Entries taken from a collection
BEGIN

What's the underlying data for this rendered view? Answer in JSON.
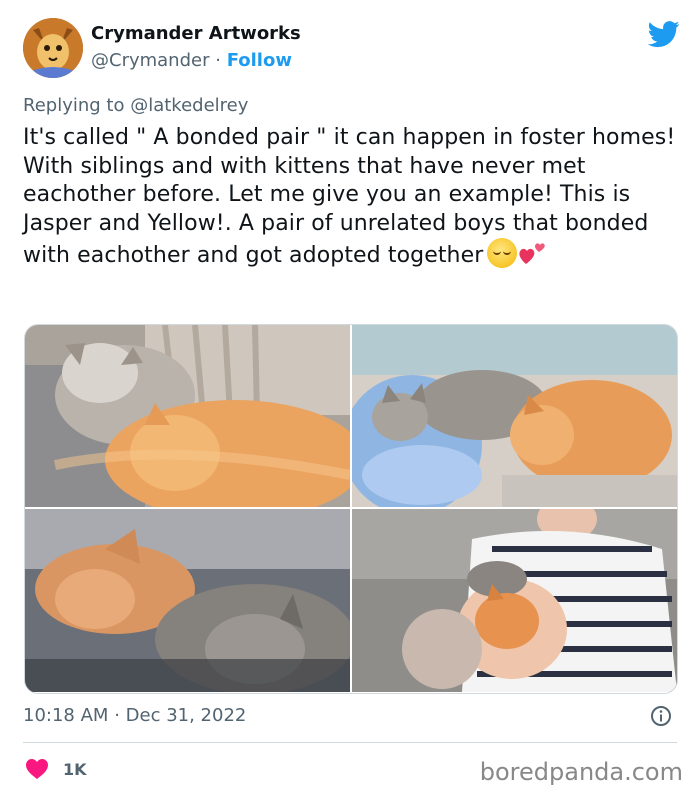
{
  "author": {
    "display_name": "Crymander Artworks",
    "handle": "@Crymander",
    "separator": "·",
    "follow_label": "Follow"
  },
  "reply": {
    "prefix": "Replying to",
    "mention": "@latkedelrey"
  },
  "tweet": {
    "text": "It's called \" A bonded pair \" it can happen in foster homes! With siblings and with kittens that have never met eachother before. Let me give you an example! This is Jasper and Yellow!. A pair of unrelated boys that bonded with eachother and got adopted together",
    "emojis": [
      "relieved-face-emoji",
      "two-hearts-emoji"
    ]
  },
  "media": {
    "photos": [
      {
        "name": "photo-kittens-on-blanket"
      },
      {
        "name": "photo-kittens-on-blue-pillow"
      },
      {
        "name": "photo-kittens-sleeping-close"
      },
      {
        "name": "photo-person-holding-kittens"
      }
    ]
  },
  "meta": {
    "time": "10:18 AM",
    "separator": "·",
    "date": "Dec 31, 2022"
  },
  "engagement": {
    "likes": "1K"
  },
  "watermark": "boredpanda.com",
  "colors": {
    "accent": "#1d9bf0",
    "like": "#f91880",
    "secondary_text": "#536471",
    "primary_text": "#0f1419"
  },
  "icons": [
    "twitter-bird-icon",
    "info-icon",
    "heart-icon"
  ]
}
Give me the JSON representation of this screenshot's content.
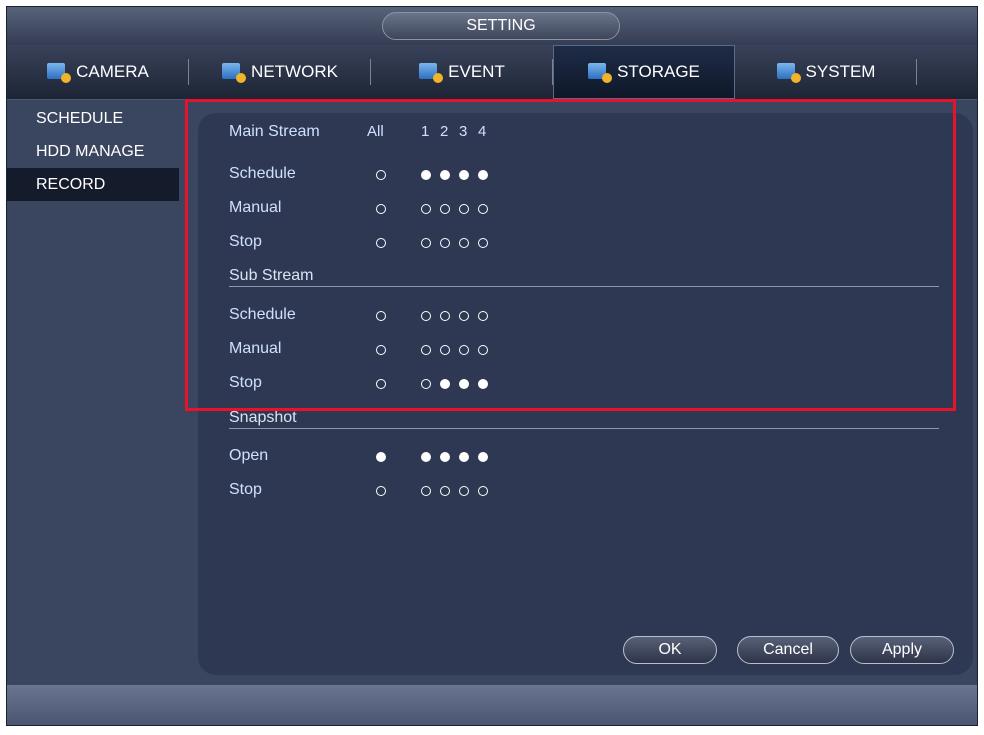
{
  "window": {
    "title": "SETTING"
  },
  "tabs": [
    {
      "label": "CAMERA",
      "icon": "camera-settings-icon"
    },
    {
      "label": "NETWORK",
      "icon": "network-settings-icon"
    },
    {
      "label": "EVENT",
      "icon": "event-settings-icon"
    },
    {
      "label": "STORAGE",
      "icon": "storage-settings-icon",
      "active": true
    },
    {
      "label": "SYSTEM",
      "icon": "system-settings-icon"
    }
  ],
  "sidebar": {
    "items": [
      {
        "label": "SCHEDULE"
      },
      {
        "label": "HDD MANAGE"
      },
      {
        "label": "RECORD",
        "active": true
      }
    ]
  },
  "record": {
    "main_stream": {
      "label": "Main Stream",
      "all_label": "All",
      "channels": [
        "1",
        "2",
        "3",
        "4"
      ],
      "rows": [
        {
          "label": "Schedule",
          "all": false,
          "channels": [
            true,
            true,
            true,
            true
          ]
        },
        {
          "label": "Manual",
          "all": false,
          "channels": [
            false,
            false,
            false,
            false
          ]
        },
        {
          "label": "Stop",
          "all": false,
          "channels": [
            false,
            false,
            false,
            false
          ]
        }
      ]
    },
    "sub_stream": {
      "label": "Sub Stream",
      "rows": [
        {
          "label": "Schedule",
          "all": false,
          "channels": [
            false,
            false,
            false,
            false
          ]
        },
        {
          "label": "Manual",
          "all": false,
          "channels": [
            false,
            false,
            false,
            false
          ]
        },
        {
          "label": "Stop",
          "all": false,
          "channels": [
            false,
            true,
            true,
            true
          ]
        }
      ]
    },
    "snapshot": {
      "label": "Snapshot",
      "rows": [
        {
          "label": "Open",
          "all": true,
          "channels": [
            true,
            true,
            true,
            true
          ]
        },
        {
          "label": "Stop",
          "all": false,
          "channels": [
            false,
            false,
            false,
            false
          ]
        }
      ]
    }
  },
  "buttons": {
    "ok": "OK",
    "cancel": "Cancel",
    "apply": "Apply"
  },
  "colors": {
    "highlight": "#e8132a",
    "panel_bg": "#2f3853",
    "frame_bg": "#3a4560",
    "label_text": "#cfe0ff"
  }
}
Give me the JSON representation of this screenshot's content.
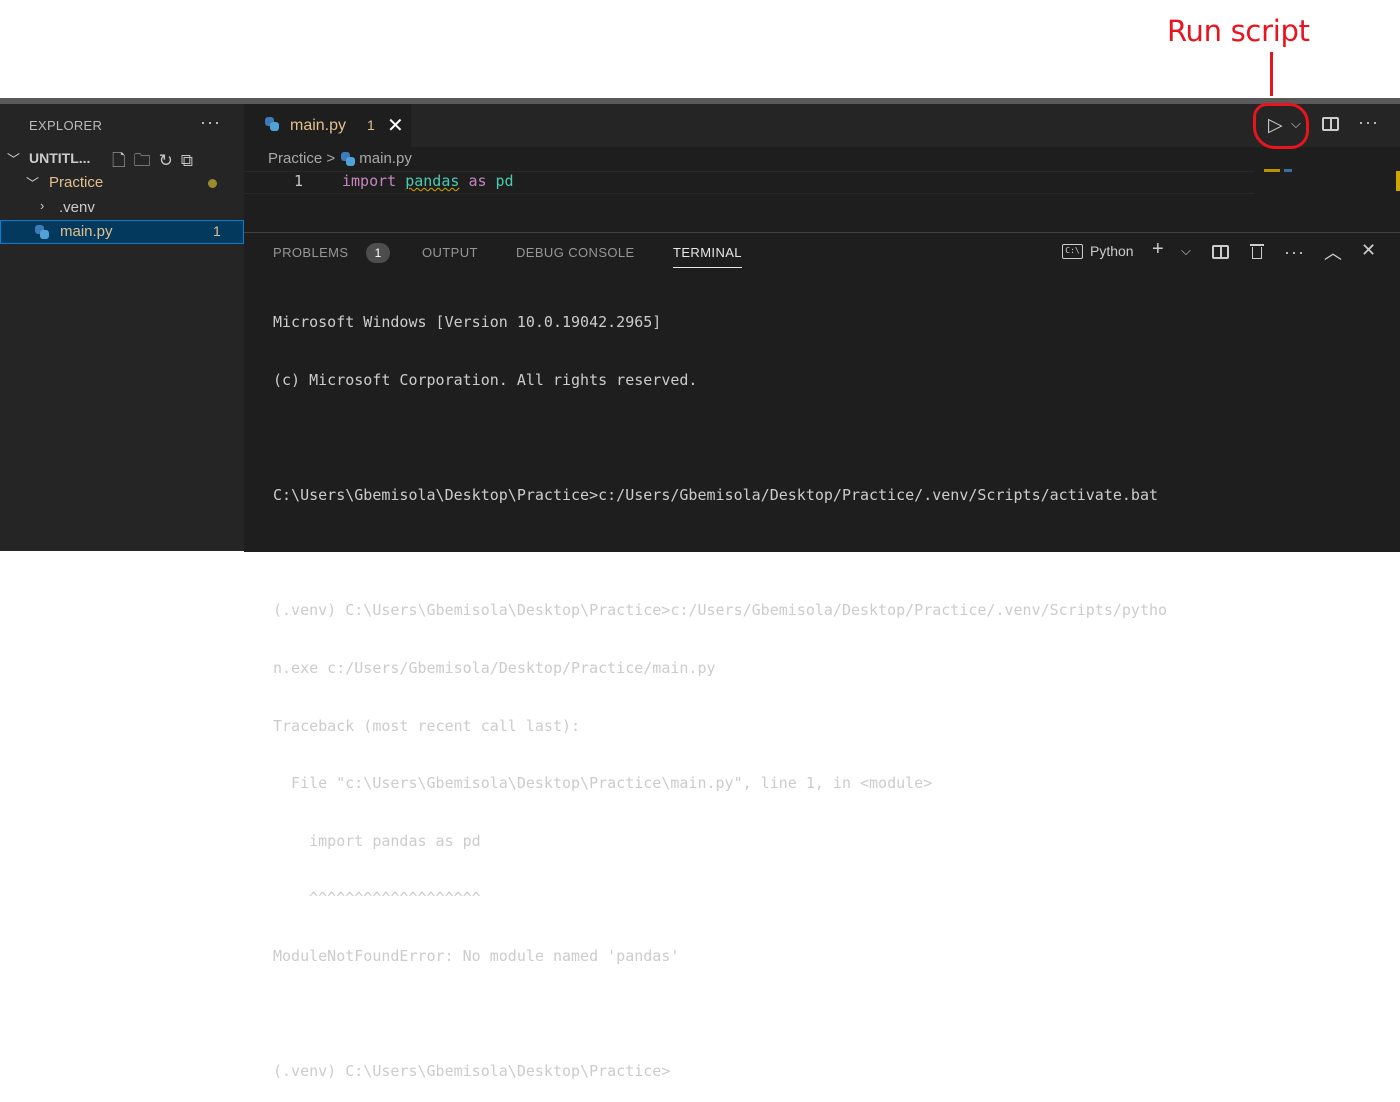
{
  "annotation": {
    "label": "Run script"
  },
  "sidebar": {
    "title": "EXPLORER",
    "more": "···",
    "workspace": "UNTITL...",
    "folder": "Practice",
    "items": [
      {
        "label": ".venv"
      },
      {
        "label": "main.py",
        "badge": "1"
      }
    ]
  },
  "editor": {
    "tab": {
      "label": "main.py",
      "problems": "1",
      "close": "✕"
    },
    "breadcrumb": {
      "folder": "Practice",
      "separator": ">",
      "file": "main.py"
    },
    "line_number": "1",
    "code": {
      "kw1": "import",
      "module": "pandas",
      "kw2": "as",
      "alias": "pd"
    },
    "more": "···"
  },
  "panel": {
    "tabs": [
      "PROBLEMS",
      "OUTPUT",
      "DEBUG CONSOLE",
      "TERMINAL"
    ],
    "problems_count": "1",
    "active_tab": "TERMINAL",
    "terminal_name": "Python",
    "more": "···",
    "terminal_lines": [
      "Microsoft Windows [Version 10.0.19042.2965]",
      "(c) Microsoft Corporation. All rights reserved.",
      "",
      "C:\\Users\\Gbemisola\\Desktop\\Practice>c:/Users/Gbemisola/Desktop/Practice/.venv/Scripts/activate.bat",
      "",
      "(.venv) C:\\Users\\Gbemisola\\Desktop\\Practice>c:/Users/Gbemisola/Desktop/Practice/.venv/Scripts/pytho",
      "n.exe c:/Users/Gbemisola/Desktop/Practice/main.py",
      "Traceback (most recent call last):",
      "  File \"c:\\Users\\Gbemisola\\Desktop\\Practice\\main.py\", line 1, in <module>",
      "    import pandas as pd",
      "    ^^^^^^^^^^^^^^^^^^^",
      "ModuleNotFoundError: No module named 'pandas'",
      "",
      "(.venv) C:\\Users\\Gbemisola\\Desktop\\Practice>"
    ]
  },
  "colors": {
    "annotation_red": "#e8141e",
    "modified_file": "#e2c08d",
    "keyword": "#c586c0",
    "module": "#4ec9b0",
    "selection": "#04395e"
  }
}
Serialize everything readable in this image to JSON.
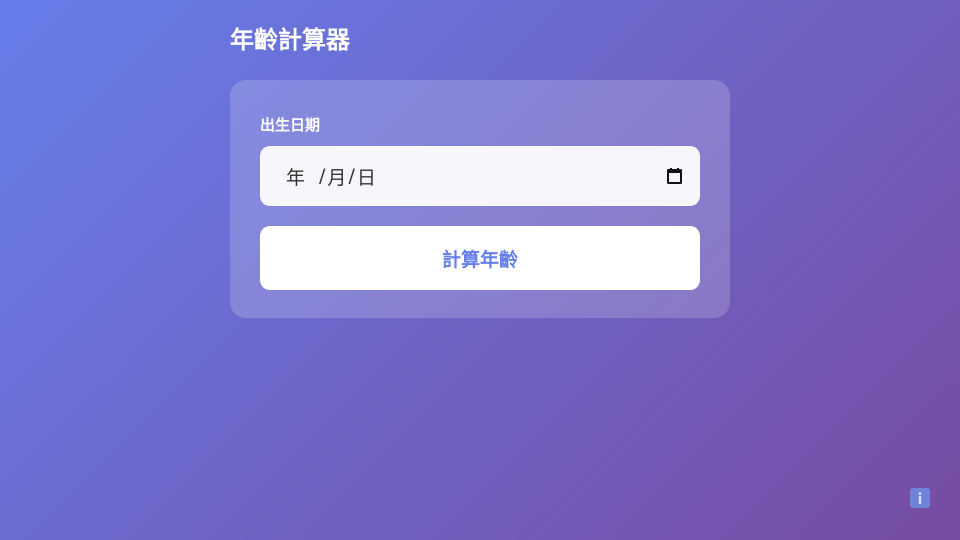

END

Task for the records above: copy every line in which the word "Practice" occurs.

    "folder": "Practice",
      "folder": "Practice",
      "C:\\Users\\Gbemisola\\Desktop\\Practice>c:/Users/Gbemisola/Desktop/Practice/.venv/Scripts/activate.bat",
      "(.venv) C:\\Users\\Gbemisola\\Desktop\\Practice>c:/Users/Gbemisola/Desktop/Practice/.venv/Scripts/pytho",
      "n.exe c:/Users/Gbemisola/Desktop/Practice/main.py",
      "  File \"c:\\Users\\Gbemisola\\Desktop\\Practice\\main.py\", line 1, in <module>",
      "(.venv) C:\\Users\\Gbemisola\\Desktop\\Practice>"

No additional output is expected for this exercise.